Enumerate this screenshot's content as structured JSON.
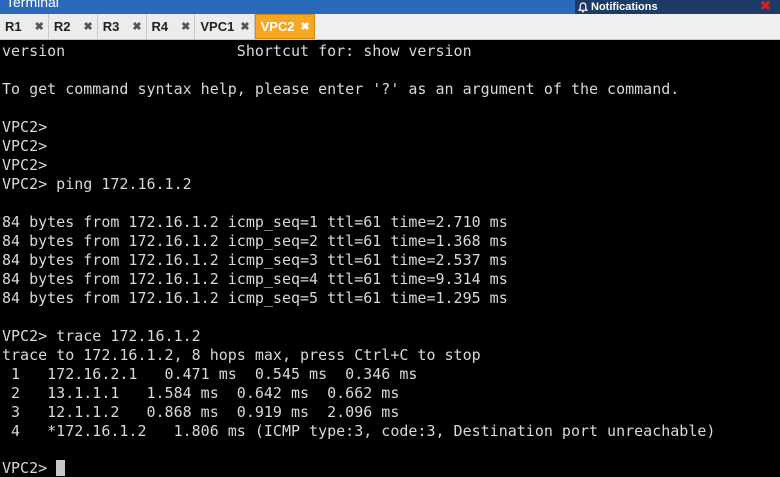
{
  "window": {
    "title": "Terminal"
  },
  "notifications": {
    "label": "Notifications",
    "close": "✖"
  },
  "tabs": [
    {
      "label": "R1",
      "close": "✖",
      "active": false
    },
    {
      "label": "R2",
      "close": "✖",
      "active": false
    },
    {
      "label": "R3",
      "close": "✖",
      "active": false
    },
    {
      "label": "R4",
      "close": "✖",
      "active": false
    },
    {
      "label": "VPC1",
      "close": "✖",
      "active": false
    },
    {
      "label": "VPC2",
      "close": "✖",
      "active": true
    }
  ],
  "terminal": {
    "lines": [
      "version                   Shortcut for: show version",
      "",
      "To get command syntax help, please enter '?' as an argument of the command.",
      "",
      "VPC2>",
      "VPC2>",
      "VPC2>",
      "VPC2> ping 172.16.1.2",
      "",
      "84 bytes from 172.16.1.2 icmp_seq=1 ttl=61 time=2.710 ms",
      "84 bytes from 172.16.1.2 icmp_seq=2 ttl=61 time=1.368 ms",
      "84 bytes from 172.16.1.2 icmp_seq=3 ttl=61 time=2.537 ms",
      "84 bytes from 172.16.1.2 icmp_seq=4 ttl=61 time=9.314 ms",
      "84 bytes from 172.16.1.2 icmp_seq=5 ttl=61 time=1.295 ms",
      "",
      "VPC2> trace 172.16.1.2",
      "trace to 172.16.1.2, 8 hops max, press Ctrl+C to stop",
      " 1   172.16.2.1   0.471 ms  0.545 ms  0.346 ms",
      " 2   13.1.1.1   1.584 ms  0.642 ms  0.662 ms",
      " 3   12.1.1.2   0.868 ms  0.919 ms  2.096 ms",
      " 4   *172.16.1.2   1.806 ms (ICMP type:3, code:3, Destination port unreachable)",
      ""
    ],
    "prompt": "VPC2> "
  },
  "colors": {
    "terminal_bg": "#000000",
    "terminal_fg": "#d8d8d8",
    "active_tab": "#f5a623",
    "titlebar": "#2a6ab8",
    "notif_close": "#d42020"
  }
}
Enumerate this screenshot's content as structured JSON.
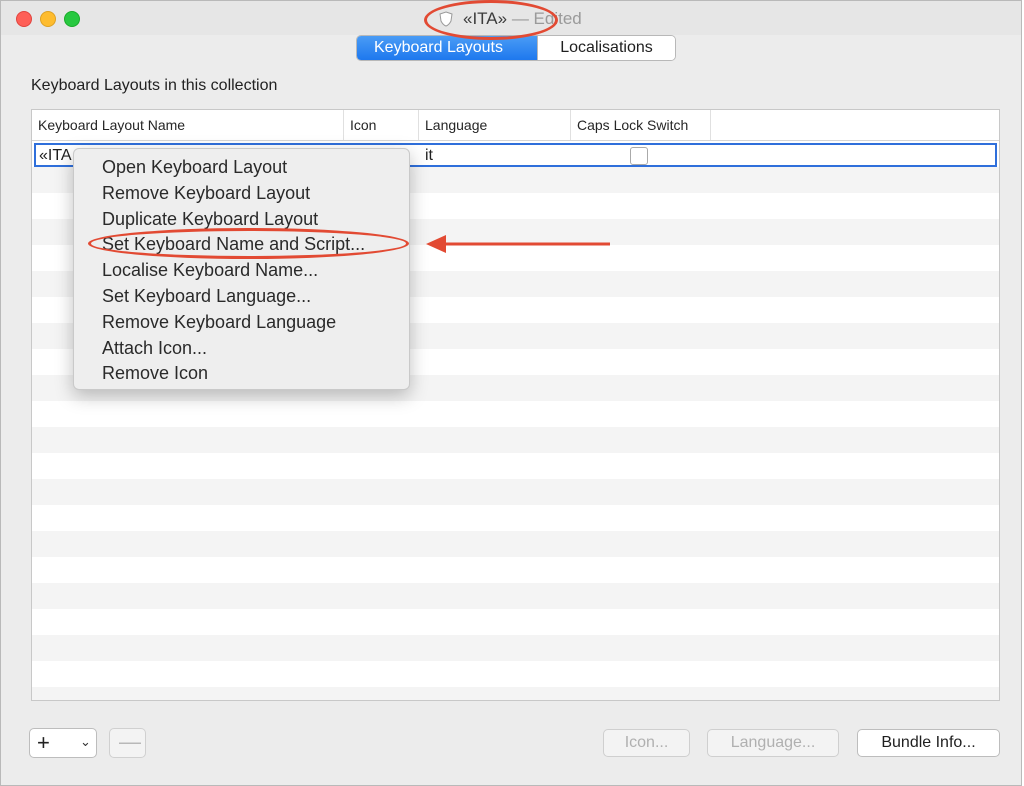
{
  "window": {
    "title": "«ITA»",
    "title_suffix": " — Edited",
    "doc_icon": "keyboard-bundle-icon"
  },
  "tabs": [
    {
      "label": "Keyboard Layouts",
      "active": true
    },
    {
      "label": "Localisations",
      "active": false
    }
  ],
  "section": {
    "label": "Keyboard Layouts in this collection"
  },
  "table": {
    "columns": [
      "Keyboard Layout Name",
      "Icon",
      "Language",
      "Caps Lock Switch"
    ],
    "rows": [
      {
        "name": "«ITA",
        "icon": "italy-flag-icon",
        "language": "it",
        "caps_lock_switch": false
      }
    ]
  },
  "context_menu": {
    "items": [
      "Open Keyboard Layout",
      "Remove Keyboard Layout",
      "Duplicate Keyboard Layout",
      "Set Keyboard Name and Script...",
      "Localise Keyboard Name...",
      "Set Keyboard Language...",
      "Remove Keyboard Language",
      "Attach Icon...",
      "Remove Icon"
    ],
    "highlighted_item": "Set Keyboard Name and Script..."
  },
  "bottom": {
    "add_symbol": "+",
    "remove_symbol": "—",
    "icon_button": "Icon...",
    "language_button": "Language...",
    "bundle_info_button": "Bundle Info..."
  },
  "colors": {
    "accent": "#1e78ee",
    "annotation": "#e24a33",
    "close": "#fe5f57",
    "minimize": "#febc2e",
    "zoom": "#28c840"
  }
}
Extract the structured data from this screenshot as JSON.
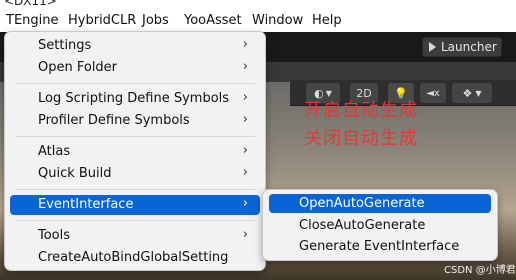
{
  "top_strip_text": "<DX11>",
  "menubar": {
    "items": [
      "TEngine",
      "HybridCLR",
      "Jobs",
      "YooAsset",
      "Window",
      "Help"
    ]
  },
  "toolbar": {
    "launcher_label": "Launcher",
    "toggle_2d_label": "2D"
  },
  "annotations": {
    "line1": "开启自动生成",
    "line2": "关闭自动生成",
    "color": "#e23a3a"
  },
  "menu": {
    "items": [
      {
        "label": "Settings",
        "has_submenu": true
      },
      {
        "label": "Open Folder",
        "has_submenu": true
      },
      {
        "label": "Log Scripting Define Symbols",
        "has_submenu": true
      },
      {
        "label": "Profiler Define Symbols",
        "has_submenu": true
      },
      {
        "label": "Atlas",
        "has_submenu": true
      },
      {
        "label": "Quick Build",
        "has_submenu": true
      },
      {
        "label": "EventInterface",
        "has_submenu": true,
        "highlighted": true
      },
      {
        "label": "Tools",
        "has_submenu": true
      },
      {
        "label": "CreateAutoBindGlobalSetting",
        "has_submenu": false
      }
    ],
    "arrow_glyph": "›",
    "highlight_color": "#0a64d6"
  },
  "submenu": {
    "items": [
      {
        "label": "OpenAutoGenerate",
        "highlighted": true
      },
      {
        "label": "CloseAutoGenerate"
      },
      {
        "label": "Generate EventInterface"
      }
    ]
  },
  "watermark": "CSDN @小博君"
}
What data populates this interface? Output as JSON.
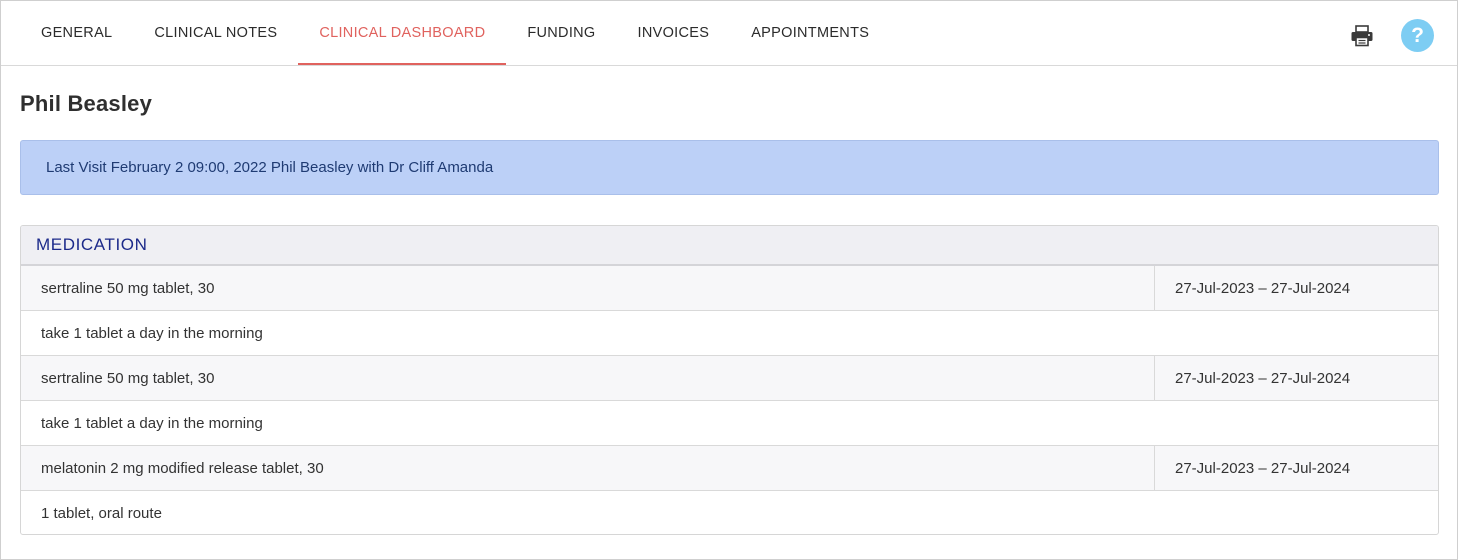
{
  "tabs": [
    {
      "label": "GENERAL",
      "active": false
    },
    {
      "label": "CLINICAL NOTES",
      "active": false
    },
    {
      "label": "CLINICAL DASHBOARD",
      "active": true
    },
    {
      "label": "FUNDING",
      "active": false
    },
    {
      "label": "INVOICES",
      "active": false
    },
    {
      "label": "APPOINTMENTS",
      "active": false
    }
  ],
  "toolbar": {
    "print_icon": "printer-icon",
    "help_label": "?"
  },
  "patient": {
    "name": "Phil Beasley"
  },
  "last_visit": {
    "text": "Last Visit February 2 09:00, 2022 Phil Beasley with Dr Cliff Amanda"
  },
  "medication": {
    "title": "MEDICATION",
    "items": [
      {
        "name": "sertraline 50 mg tablet, 30",
        "dates": "27-Jul-2023 – 27-Jul-2024",
        "instructions": "take 1 tablet a day in the morning"
      },
      {
        "name": "sertraline 50 mg tablet, 30",
        "dates": "27-Jul-2023 – 27-Jul-2024",
        "instructions": "take 1 tablet a day in the morning"
      },
      {
        "name": "melatonin 2 mg modified release tablet, 30",
        "dates": "27-Jul-2023 – 27-Jul-2024",
        "instructions": "1 tablet, oral route"
      }
    ]
  },
  "colors": {
    "accent": "#e0625e",
    "banner_bg": "#bcd0f7",
    "section_title": "#1c2a8a",
    "help_bg": "#7dcdf3"
  }
}
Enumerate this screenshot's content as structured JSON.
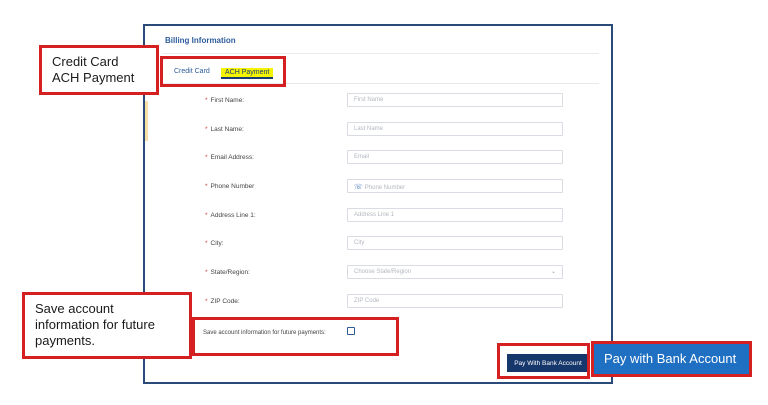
{
  "billing": {
    "title": "Billing Information",
    "tabs": [
      {
        "label": "Credit Card"
      },
      {
        "label": "ACH Payment"
      }
    ],
    "fields": [
      {
        "label": "First Name:",
        "placeholder": "First Name"
      },
      {
        "label": "Last Name:",
        "placeholder": "Last Name"
      },
      {
        "label": "Email Address:",
        "placeholder": "Email"
      },
      {
        "label": "Phone Number",
        "placeholder": "Phone Number"
      },
      {
        "label": "Address Line 1:",
        "placeholder": "Address Line 1"
      },
      {
        "label": "City:",
        "placeholder": "City"
      },
      {
        "label": "State/Region:",
        "placeholder": "Choose State/Region"
      },
      {
        "label": "ZIP Code:",
        "placeholder": "ZIP Code"
      }
    ],
    "required_mark": "*",
    "save_label": "Save account information for future payments:",
    "pay_button": "Pay With Bank Account"
  },
  "callouts": {
    "tabs_note_line1": "Credit Card",
    "tabs_note_line2": "ACH Payment",
    "save_note": "Save account information for future payments.",
    "pay_note": "Pay with Bank Account"
  },
  "colors": {
    "accent": "#2e5c9a",
    "highlight": "#f4f400",
    "callout_border": "#d42020",
    "callout_blue": "#1f6fc2",
    "button": "#16376b"
  },
  "icons": {
    "phone": "phone-icon",
    "dropdown": "chevron-down-icon"
  }
}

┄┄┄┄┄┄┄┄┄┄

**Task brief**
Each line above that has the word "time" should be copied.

**Your response**
      "84 bytes from 172.16.1.2 icmp_seq=1 ttl=61 time=2.710 ms",
      "84 bytes from 172.16.1.2 icmp_seq=2 ttl=61 time=1.368 ms",
      "84 bytes from 172.16.1.2 icmp_seq=3 ttl=61 time=2.537 ms",
      "84 bytes from 172.16.1.2 icmp_seq=4 ttl=61 time=9.314 ms",
      "84 bytes from 172.16.1.2 icmp_seq=5 ttl=61 time=1.295 ms",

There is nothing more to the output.